Problem description. Search the records for the word "true" and copy each line in which it appears.

Task input.
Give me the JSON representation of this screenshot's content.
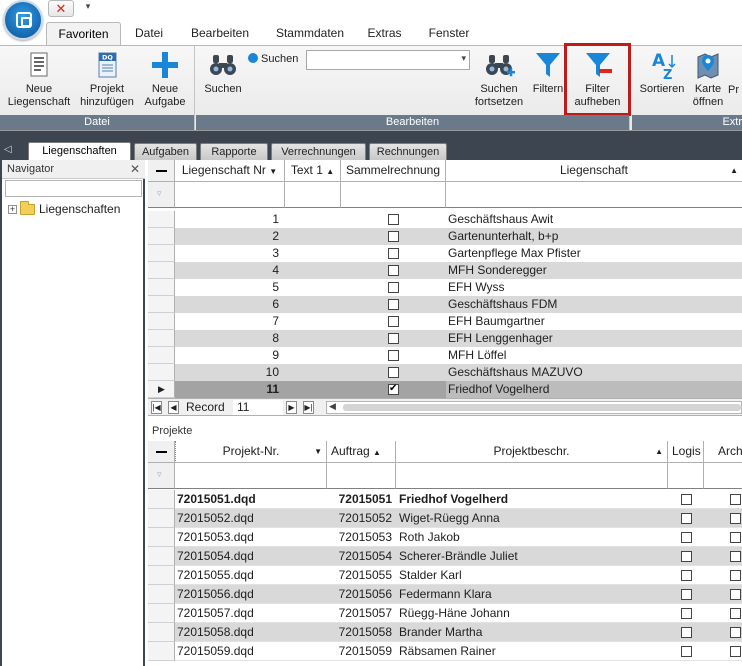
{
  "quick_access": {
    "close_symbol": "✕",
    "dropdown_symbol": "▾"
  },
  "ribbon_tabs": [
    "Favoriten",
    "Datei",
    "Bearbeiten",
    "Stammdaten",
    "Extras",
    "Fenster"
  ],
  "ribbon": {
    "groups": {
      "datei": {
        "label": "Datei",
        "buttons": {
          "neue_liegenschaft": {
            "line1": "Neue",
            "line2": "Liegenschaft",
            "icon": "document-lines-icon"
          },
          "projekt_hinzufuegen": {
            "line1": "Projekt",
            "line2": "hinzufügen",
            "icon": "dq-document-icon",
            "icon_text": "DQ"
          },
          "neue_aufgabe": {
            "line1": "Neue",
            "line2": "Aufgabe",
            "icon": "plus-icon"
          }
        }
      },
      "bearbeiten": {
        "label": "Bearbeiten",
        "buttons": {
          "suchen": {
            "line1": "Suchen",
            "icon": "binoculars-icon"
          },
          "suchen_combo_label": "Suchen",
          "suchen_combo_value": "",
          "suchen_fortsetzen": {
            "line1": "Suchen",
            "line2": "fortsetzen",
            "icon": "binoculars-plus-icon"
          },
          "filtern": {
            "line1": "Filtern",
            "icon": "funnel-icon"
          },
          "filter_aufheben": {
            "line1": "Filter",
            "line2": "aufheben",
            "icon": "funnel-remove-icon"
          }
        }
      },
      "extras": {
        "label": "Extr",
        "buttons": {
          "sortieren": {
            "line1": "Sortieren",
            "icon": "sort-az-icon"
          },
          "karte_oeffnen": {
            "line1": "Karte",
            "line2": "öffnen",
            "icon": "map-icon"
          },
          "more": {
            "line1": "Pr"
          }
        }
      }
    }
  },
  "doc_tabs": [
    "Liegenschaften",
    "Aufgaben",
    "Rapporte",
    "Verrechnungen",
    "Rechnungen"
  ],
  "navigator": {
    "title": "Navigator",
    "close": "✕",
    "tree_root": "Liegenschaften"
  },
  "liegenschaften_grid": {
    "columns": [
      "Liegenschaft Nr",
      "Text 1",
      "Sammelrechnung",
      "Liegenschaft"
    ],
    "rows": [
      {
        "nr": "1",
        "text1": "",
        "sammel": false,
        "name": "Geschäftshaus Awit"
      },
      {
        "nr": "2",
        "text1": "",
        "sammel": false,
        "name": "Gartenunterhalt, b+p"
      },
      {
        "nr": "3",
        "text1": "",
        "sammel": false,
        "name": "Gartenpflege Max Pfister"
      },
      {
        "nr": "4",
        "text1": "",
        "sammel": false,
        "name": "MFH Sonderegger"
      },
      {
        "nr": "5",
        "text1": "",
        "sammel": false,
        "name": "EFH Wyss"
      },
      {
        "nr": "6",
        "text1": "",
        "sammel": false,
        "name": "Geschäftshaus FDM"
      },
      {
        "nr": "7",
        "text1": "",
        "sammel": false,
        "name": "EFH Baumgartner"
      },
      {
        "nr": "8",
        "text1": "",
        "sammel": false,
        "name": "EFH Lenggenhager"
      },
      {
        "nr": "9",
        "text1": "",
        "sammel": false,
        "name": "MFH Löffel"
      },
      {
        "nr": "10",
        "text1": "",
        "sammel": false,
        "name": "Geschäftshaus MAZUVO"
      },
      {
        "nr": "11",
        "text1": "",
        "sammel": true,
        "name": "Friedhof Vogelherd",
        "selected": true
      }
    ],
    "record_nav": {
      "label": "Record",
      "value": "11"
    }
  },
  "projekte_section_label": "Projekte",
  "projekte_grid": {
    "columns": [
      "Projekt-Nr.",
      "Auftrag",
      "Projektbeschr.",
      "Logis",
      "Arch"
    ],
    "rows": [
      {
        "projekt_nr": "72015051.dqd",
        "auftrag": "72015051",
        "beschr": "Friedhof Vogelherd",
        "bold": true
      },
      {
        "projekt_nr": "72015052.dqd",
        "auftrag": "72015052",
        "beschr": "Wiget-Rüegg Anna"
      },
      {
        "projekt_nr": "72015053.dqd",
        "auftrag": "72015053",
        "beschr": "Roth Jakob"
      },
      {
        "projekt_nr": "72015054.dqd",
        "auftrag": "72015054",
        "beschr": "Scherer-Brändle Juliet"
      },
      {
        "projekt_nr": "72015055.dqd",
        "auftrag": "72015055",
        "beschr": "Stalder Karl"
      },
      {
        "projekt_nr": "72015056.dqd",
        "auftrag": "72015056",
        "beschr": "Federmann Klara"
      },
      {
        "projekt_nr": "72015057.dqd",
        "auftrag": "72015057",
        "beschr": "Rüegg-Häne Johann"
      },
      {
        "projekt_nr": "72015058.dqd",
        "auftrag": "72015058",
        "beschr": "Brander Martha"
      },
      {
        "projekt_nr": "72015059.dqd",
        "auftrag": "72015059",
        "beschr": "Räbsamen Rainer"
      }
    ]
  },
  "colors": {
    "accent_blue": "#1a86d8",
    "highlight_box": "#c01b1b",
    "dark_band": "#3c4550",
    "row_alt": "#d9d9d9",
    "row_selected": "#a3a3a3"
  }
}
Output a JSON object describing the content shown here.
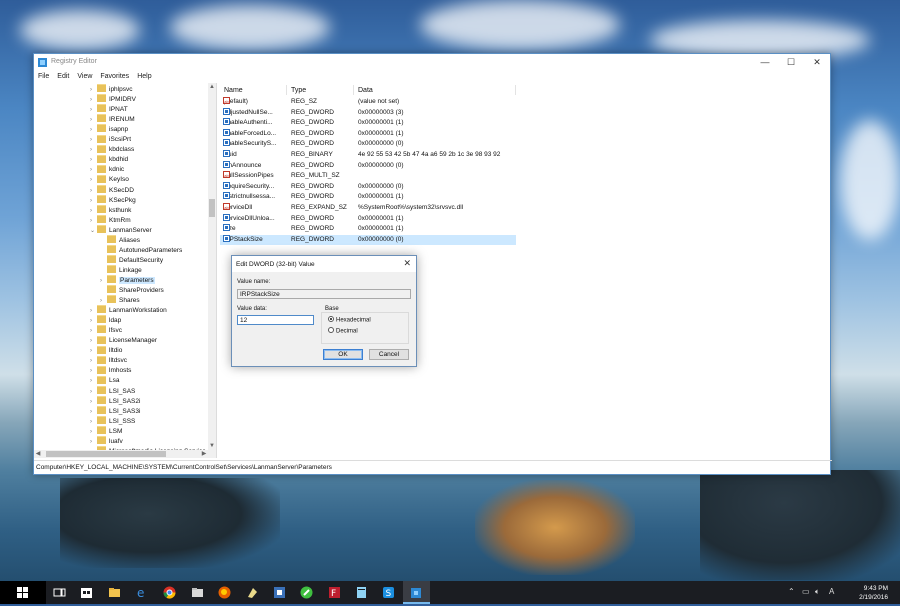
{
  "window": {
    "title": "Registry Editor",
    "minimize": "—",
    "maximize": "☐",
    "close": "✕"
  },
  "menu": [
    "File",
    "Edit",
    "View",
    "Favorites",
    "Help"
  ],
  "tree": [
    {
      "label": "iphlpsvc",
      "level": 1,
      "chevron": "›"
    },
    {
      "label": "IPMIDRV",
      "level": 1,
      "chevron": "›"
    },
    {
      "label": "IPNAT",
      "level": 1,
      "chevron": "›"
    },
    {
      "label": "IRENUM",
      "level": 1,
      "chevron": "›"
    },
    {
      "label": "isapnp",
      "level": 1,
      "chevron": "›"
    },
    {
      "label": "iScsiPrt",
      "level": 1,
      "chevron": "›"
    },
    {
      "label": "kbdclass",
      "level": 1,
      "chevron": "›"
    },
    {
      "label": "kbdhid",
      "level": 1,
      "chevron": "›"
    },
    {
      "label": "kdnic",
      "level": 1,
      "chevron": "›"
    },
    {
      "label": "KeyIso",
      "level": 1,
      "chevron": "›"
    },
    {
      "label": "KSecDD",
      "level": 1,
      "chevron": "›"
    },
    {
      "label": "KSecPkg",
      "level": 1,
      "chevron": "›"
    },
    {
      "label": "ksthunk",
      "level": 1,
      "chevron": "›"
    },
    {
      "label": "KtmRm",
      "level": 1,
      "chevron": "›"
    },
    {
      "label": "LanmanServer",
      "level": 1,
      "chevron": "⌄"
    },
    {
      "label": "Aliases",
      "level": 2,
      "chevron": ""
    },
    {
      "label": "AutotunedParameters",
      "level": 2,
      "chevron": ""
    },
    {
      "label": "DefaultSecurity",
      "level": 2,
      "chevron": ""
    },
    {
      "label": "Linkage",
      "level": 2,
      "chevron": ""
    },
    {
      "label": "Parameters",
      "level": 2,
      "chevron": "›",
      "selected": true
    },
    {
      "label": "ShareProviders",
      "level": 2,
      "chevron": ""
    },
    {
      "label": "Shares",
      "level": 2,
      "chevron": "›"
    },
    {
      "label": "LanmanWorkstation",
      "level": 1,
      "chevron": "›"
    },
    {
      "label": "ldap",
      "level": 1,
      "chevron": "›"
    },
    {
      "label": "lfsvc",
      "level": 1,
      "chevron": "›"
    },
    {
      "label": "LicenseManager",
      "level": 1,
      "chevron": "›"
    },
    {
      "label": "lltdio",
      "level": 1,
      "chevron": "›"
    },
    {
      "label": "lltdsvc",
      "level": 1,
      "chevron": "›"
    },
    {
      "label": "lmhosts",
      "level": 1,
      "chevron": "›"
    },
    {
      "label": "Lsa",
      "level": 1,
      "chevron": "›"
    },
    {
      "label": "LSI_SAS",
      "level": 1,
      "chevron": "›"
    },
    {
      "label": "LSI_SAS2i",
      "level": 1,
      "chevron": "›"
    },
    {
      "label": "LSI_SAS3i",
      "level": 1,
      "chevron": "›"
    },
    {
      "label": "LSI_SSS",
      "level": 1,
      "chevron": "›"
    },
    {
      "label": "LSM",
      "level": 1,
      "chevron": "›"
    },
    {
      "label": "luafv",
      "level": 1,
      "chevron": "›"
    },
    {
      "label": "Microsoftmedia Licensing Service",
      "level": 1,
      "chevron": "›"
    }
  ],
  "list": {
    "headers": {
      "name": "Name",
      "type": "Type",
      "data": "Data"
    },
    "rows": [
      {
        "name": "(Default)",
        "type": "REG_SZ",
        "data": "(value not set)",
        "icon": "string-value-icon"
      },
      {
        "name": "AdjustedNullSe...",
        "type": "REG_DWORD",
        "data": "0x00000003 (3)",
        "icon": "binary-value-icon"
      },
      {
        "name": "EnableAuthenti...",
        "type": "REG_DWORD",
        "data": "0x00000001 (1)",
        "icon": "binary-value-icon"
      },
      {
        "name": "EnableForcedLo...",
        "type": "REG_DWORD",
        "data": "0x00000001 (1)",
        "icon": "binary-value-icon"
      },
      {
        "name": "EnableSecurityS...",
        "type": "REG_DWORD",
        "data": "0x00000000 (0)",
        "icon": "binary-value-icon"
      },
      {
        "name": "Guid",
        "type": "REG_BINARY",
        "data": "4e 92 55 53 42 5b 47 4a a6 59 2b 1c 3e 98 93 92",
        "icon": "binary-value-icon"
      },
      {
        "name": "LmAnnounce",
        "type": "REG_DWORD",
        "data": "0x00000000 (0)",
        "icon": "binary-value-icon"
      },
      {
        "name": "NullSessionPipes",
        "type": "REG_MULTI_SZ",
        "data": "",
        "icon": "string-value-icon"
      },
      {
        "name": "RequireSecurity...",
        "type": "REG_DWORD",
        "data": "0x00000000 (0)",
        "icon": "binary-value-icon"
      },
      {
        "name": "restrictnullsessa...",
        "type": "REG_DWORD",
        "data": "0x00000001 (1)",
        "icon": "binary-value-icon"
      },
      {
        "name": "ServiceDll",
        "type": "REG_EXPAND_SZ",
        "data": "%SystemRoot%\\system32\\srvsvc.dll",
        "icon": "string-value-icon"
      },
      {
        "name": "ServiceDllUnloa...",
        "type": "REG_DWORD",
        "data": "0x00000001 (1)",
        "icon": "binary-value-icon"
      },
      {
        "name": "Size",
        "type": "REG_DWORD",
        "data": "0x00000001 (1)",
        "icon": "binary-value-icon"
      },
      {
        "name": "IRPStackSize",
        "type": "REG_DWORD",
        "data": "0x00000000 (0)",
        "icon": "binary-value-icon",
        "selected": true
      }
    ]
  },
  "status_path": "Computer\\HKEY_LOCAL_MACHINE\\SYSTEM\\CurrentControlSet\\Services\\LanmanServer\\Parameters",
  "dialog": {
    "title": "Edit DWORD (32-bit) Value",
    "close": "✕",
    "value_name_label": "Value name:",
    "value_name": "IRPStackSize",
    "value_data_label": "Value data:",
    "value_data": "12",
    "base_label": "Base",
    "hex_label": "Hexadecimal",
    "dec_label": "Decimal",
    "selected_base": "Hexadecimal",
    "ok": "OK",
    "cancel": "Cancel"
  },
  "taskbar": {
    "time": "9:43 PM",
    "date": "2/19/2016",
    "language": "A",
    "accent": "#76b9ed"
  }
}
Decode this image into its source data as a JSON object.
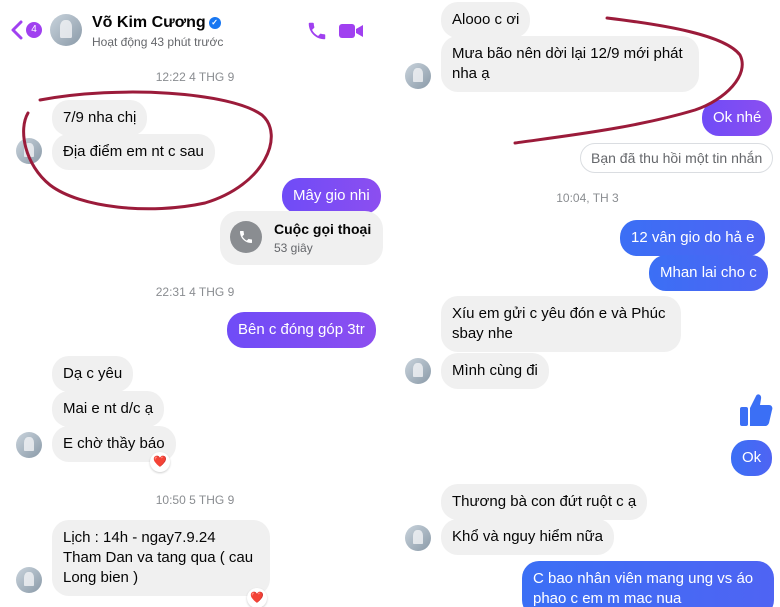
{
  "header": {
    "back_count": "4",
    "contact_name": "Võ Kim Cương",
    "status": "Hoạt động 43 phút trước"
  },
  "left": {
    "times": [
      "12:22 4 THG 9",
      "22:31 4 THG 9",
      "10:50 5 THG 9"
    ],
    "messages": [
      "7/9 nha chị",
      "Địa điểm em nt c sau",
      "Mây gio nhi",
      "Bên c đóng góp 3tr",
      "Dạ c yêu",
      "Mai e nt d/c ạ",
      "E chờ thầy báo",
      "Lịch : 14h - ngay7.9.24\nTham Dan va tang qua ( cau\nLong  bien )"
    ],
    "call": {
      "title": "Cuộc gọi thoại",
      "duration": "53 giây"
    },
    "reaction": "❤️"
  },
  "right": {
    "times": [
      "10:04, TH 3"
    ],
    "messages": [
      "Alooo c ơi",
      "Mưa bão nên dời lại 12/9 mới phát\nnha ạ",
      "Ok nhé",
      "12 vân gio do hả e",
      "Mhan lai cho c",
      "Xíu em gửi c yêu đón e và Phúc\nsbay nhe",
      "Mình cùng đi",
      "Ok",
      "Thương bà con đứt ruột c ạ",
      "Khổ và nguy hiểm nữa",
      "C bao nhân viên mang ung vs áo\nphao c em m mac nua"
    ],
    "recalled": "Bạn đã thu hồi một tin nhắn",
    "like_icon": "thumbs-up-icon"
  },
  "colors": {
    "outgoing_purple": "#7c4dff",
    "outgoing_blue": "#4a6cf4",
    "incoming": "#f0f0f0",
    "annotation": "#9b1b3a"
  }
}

Solution for this exercise.
        "sammel": true,
        "selected": true
        "bold": true
      "selected": true
        "selected": true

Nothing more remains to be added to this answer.